- [Work task]: Filter the records for "photo" and keep each line that has it.

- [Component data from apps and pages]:
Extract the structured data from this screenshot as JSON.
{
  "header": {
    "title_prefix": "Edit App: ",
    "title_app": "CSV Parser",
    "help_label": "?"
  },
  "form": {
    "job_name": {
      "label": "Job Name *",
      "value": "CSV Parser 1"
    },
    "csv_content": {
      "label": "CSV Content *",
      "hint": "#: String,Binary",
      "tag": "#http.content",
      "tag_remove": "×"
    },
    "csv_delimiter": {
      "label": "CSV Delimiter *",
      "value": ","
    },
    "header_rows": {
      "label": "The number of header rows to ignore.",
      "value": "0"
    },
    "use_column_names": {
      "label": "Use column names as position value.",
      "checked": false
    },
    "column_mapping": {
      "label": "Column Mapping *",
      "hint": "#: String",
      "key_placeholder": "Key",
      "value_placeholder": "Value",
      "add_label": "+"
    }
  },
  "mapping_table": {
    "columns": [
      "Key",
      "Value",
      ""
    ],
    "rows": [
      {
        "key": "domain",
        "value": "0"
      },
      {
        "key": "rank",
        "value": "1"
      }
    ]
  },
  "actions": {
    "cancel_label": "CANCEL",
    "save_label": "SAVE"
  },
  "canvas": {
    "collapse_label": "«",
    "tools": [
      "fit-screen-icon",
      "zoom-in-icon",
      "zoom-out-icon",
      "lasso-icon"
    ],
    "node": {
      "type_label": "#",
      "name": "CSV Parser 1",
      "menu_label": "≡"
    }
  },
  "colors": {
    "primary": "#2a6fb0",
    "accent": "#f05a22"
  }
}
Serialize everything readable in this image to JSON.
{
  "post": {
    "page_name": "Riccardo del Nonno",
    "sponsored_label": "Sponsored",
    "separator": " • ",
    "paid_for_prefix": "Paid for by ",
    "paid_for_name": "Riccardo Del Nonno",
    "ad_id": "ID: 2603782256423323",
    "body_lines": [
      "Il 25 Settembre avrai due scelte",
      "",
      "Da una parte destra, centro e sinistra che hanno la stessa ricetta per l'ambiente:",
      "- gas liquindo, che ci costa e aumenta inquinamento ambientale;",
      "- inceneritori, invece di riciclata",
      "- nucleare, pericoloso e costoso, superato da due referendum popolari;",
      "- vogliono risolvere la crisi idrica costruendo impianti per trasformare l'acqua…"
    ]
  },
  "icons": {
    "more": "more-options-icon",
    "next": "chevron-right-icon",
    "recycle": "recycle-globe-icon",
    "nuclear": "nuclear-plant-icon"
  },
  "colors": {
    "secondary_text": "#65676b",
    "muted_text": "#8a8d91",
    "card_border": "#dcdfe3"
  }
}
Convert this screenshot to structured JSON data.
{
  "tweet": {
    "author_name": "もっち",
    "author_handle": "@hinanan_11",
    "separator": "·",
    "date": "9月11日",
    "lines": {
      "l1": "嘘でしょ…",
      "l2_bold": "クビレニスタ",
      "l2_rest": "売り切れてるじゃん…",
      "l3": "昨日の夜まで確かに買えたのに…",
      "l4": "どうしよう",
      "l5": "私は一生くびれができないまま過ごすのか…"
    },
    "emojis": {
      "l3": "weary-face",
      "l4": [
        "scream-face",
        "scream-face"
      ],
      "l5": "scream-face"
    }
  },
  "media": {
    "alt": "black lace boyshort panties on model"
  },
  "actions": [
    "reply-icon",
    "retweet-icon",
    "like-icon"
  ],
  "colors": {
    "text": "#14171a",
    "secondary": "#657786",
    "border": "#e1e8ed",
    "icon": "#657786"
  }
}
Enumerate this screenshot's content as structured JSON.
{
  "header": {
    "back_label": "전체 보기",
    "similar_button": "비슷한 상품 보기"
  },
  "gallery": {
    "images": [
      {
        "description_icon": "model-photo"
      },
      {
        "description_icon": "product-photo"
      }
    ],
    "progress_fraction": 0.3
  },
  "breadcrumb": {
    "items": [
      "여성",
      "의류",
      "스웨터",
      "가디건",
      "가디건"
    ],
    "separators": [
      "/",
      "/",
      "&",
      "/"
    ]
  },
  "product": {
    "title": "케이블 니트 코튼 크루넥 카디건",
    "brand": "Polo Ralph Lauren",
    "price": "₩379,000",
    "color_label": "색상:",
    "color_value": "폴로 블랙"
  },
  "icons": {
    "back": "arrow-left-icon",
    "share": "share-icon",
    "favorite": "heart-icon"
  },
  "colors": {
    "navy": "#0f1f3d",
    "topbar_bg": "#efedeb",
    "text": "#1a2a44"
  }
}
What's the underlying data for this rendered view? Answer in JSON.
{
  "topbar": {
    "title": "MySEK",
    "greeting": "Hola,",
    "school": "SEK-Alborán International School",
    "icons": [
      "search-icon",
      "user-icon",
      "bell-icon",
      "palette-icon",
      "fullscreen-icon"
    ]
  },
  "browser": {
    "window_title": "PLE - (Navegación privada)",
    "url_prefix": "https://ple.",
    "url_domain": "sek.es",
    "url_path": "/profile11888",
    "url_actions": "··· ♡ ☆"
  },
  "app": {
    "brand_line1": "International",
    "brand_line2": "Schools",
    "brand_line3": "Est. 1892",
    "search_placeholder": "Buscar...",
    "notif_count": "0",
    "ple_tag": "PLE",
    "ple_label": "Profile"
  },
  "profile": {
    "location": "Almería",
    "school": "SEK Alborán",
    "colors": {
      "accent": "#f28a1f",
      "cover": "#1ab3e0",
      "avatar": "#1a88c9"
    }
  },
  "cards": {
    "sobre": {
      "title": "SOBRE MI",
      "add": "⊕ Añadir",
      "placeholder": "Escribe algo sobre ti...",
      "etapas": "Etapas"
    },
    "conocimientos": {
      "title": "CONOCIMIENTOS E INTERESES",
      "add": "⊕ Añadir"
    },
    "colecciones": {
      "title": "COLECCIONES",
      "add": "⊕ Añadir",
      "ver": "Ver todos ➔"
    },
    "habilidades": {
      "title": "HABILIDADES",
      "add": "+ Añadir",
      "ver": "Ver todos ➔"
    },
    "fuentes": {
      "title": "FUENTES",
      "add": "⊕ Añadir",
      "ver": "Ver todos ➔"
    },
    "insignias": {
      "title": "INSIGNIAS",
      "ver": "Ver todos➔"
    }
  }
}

- [Written solution]:
        "description_icon": "model-photo"
        "description_icon": "product-photo"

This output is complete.